The Blazers offensive weaknesses were also on display tonight. The Hawks effectively stifled Lillard and McCollum, forcing them both into awkward shots on many occasions. When this happens the Blazers don’t have a reliable third option so they usually play a “hot hand” approach. Tonight Harkless and Aminu filled that role. Both players hit multiple 3-pointers in the early going to help the Blazers build a lead. But both players also became unreliable down the stretch - Aminu went only 1-for-6 on triples after his hot start, for instance.

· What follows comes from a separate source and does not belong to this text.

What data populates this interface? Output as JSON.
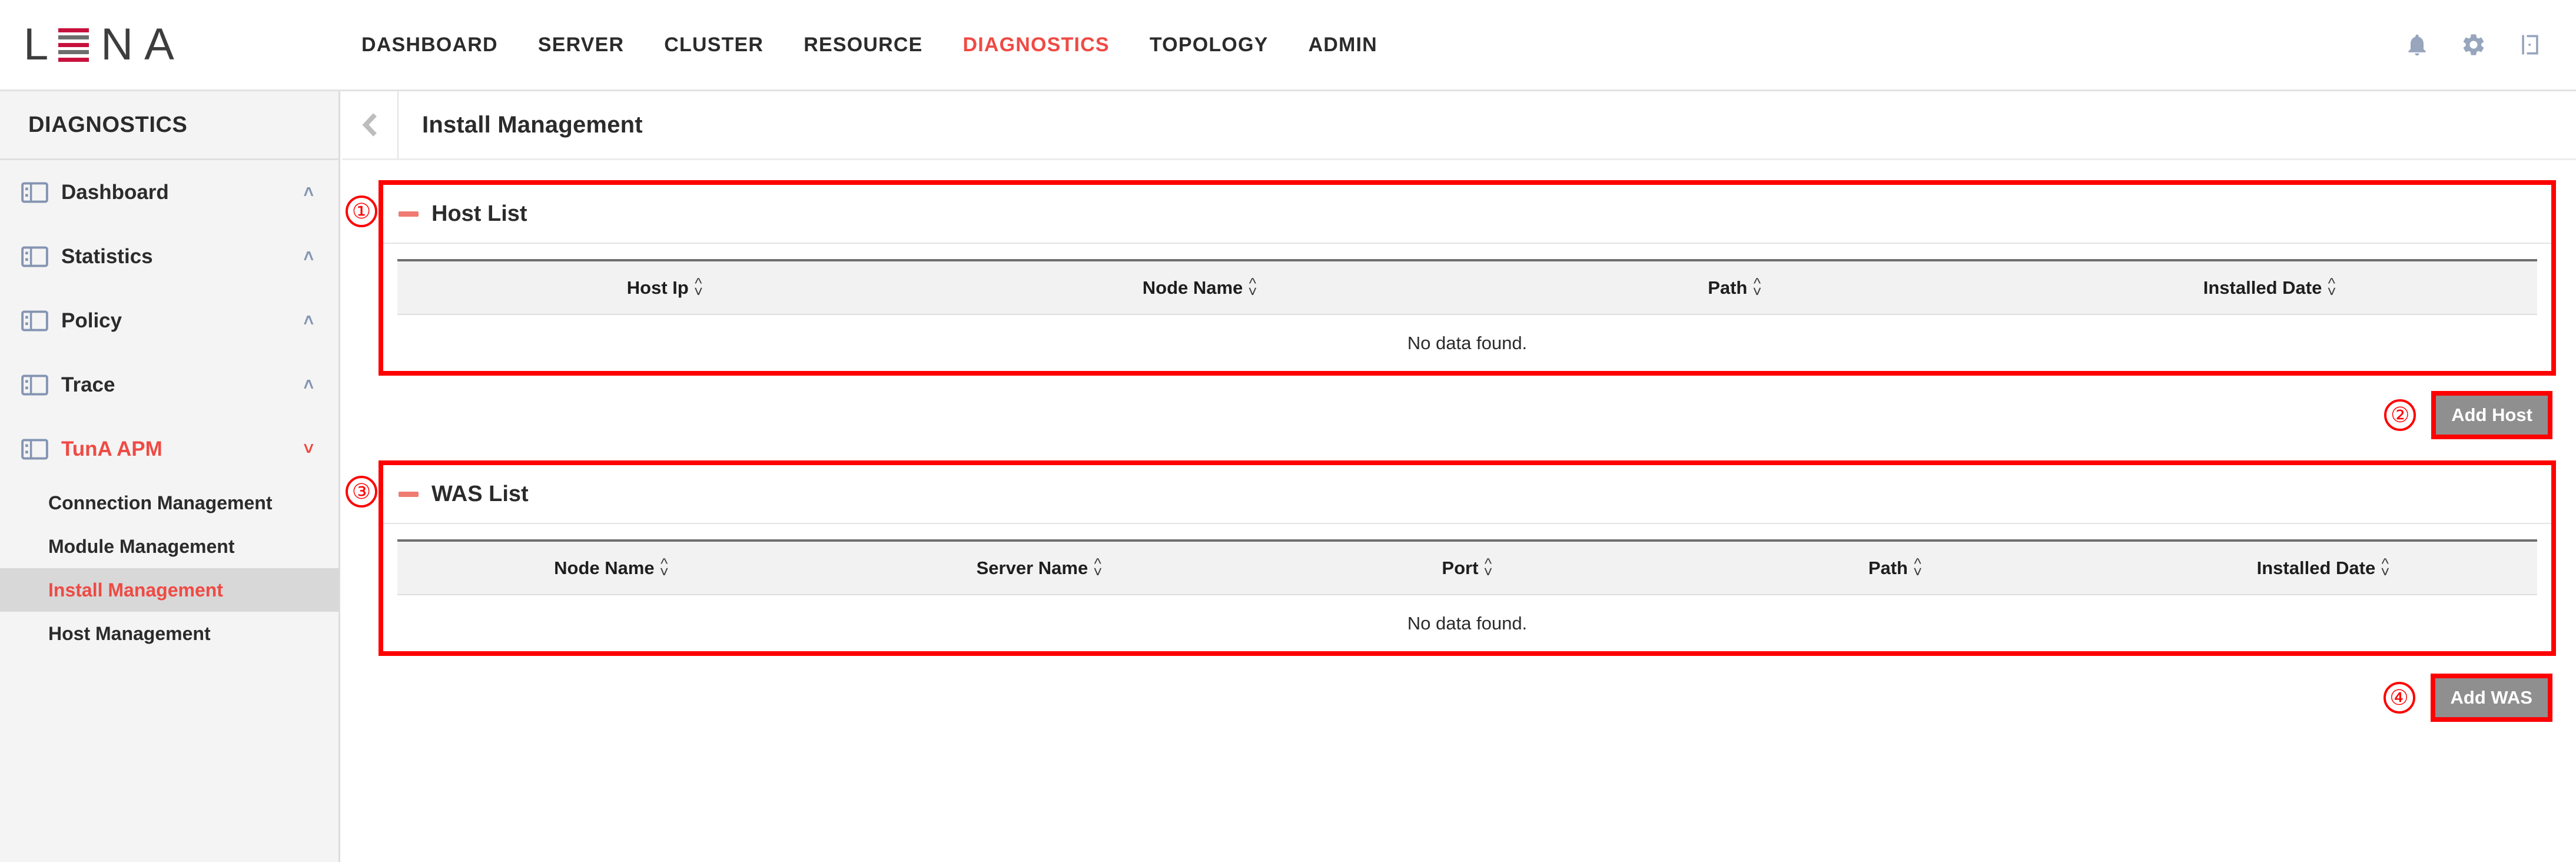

If Nurkic can develop a reliable low post game it will add an additional element to the Blazers’ offense that can reliably take some pressure off Lillard and McCollum. Right now the Blazers are living off hot shooting from secondary players and in many games those shots dry up. A player who can consistently manufacture his own scoring on the interior would diversify the offense and reduce the need to rely on the erratic supporting cast.
In the end, Nurkic’s addition will not save the 2016-17 season for the Blazers. Tonight’s loss to the Hawks, once again, exposed the team’s fundamental flaws and made it clear that they are not competitive as currently constructed. The ongoing question over the last 27 games is whether or not Nurkic will be able to help fix those flaws in the future.
Eric Griffith | GoBlazers87@gmail.com | @EricG_NBA